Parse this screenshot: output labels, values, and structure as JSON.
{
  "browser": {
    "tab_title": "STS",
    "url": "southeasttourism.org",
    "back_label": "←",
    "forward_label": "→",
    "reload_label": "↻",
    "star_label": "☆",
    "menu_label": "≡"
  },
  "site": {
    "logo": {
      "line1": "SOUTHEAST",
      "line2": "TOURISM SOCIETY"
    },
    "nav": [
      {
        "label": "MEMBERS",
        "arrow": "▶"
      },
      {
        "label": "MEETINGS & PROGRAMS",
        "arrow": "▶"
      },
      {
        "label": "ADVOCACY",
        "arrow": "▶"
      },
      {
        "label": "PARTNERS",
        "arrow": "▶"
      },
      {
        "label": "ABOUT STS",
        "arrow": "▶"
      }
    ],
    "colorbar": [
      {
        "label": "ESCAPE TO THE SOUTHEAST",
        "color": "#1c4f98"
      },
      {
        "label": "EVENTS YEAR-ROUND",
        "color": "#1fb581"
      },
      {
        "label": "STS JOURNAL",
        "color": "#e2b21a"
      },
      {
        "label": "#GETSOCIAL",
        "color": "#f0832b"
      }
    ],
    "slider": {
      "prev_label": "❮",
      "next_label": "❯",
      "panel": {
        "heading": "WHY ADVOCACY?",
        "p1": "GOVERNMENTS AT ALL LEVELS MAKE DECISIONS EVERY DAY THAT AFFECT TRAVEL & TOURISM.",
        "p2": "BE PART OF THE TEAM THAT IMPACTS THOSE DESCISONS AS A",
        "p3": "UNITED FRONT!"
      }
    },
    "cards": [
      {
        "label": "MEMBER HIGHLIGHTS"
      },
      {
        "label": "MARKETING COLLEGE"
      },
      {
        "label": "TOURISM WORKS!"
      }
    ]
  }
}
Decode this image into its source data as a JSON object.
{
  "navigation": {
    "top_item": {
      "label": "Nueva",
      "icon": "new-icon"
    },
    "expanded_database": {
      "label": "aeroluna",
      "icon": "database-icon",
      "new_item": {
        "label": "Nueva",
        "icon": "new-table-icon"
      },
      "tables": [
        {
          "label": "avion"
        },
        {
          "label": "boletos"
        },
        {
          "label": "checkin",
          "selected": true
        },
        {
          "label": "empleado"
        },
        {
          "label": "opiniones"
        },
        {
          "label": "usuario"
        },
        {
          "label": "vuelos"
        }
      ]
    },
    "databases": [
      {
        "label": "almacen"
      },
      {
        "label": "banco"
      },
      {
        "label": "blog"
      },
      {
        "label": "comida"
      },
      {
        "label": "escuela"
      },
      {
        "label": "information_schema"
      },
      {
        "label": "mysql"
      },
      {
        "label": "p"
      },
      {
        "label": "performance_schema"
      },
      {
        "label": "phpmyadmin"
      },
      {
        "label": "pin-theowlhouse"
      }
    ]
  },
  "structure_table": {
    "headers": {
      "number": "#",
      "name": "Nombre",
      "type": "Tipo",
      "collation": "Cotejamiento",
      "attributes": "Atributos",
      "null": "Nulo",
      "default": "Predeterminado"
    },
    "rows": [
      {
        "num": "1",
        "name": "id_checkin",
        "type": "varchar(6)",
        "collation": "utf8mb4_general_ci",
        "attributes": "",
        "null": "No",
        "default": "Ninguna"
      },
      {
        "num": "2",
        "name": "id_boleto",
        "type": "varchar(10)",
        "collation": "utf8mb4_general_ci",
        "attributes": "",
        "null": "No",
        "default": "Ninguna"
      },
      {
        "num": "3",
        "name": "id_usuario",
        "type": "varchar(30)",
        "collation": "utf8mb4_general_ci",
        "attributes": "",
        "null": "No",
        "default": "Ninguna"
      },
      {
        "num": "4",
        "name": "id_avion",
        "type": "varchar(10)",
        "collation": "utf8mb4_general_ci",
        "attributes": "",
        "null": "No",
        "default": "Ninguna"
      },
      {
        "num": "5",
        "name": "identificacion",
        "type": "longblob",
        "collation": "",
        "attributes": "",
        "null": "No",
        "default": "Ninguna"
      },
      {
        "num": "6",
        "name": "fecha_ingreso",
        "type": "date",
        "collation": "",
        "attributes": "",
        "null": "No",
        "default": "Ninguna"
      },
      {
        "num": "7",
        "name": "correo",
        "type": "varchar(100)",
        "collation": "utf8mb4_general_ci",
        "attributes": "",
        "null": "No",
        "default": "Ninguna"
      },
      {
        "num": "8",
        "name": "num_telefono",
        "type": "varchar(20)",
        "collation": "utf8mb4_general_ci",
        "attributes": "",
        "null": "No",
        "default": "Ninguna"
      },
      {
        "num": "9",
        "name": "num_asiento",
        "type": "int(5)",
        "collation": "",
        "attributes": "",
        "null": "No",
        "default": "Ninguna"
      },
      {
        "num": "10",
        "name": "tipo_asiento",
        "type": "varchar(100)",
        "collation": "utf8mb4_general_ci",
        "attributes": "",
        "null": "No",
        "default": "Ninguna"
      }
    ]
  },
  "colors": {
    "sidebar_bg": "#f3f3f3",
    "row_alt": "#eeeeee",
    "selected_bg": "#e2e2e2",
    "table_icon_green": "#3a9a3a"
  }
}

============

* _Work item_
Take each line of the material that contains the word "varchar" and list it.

* _Response to this exercise_
        "type": "varchar(6)",
        "type": "varchar(10)",
        "type": "varchar(30)",
        "type": "varchar(10)",
        "type": "varchar(100)",
        "type": "varchar(20)",
        "type": "varchar(100)",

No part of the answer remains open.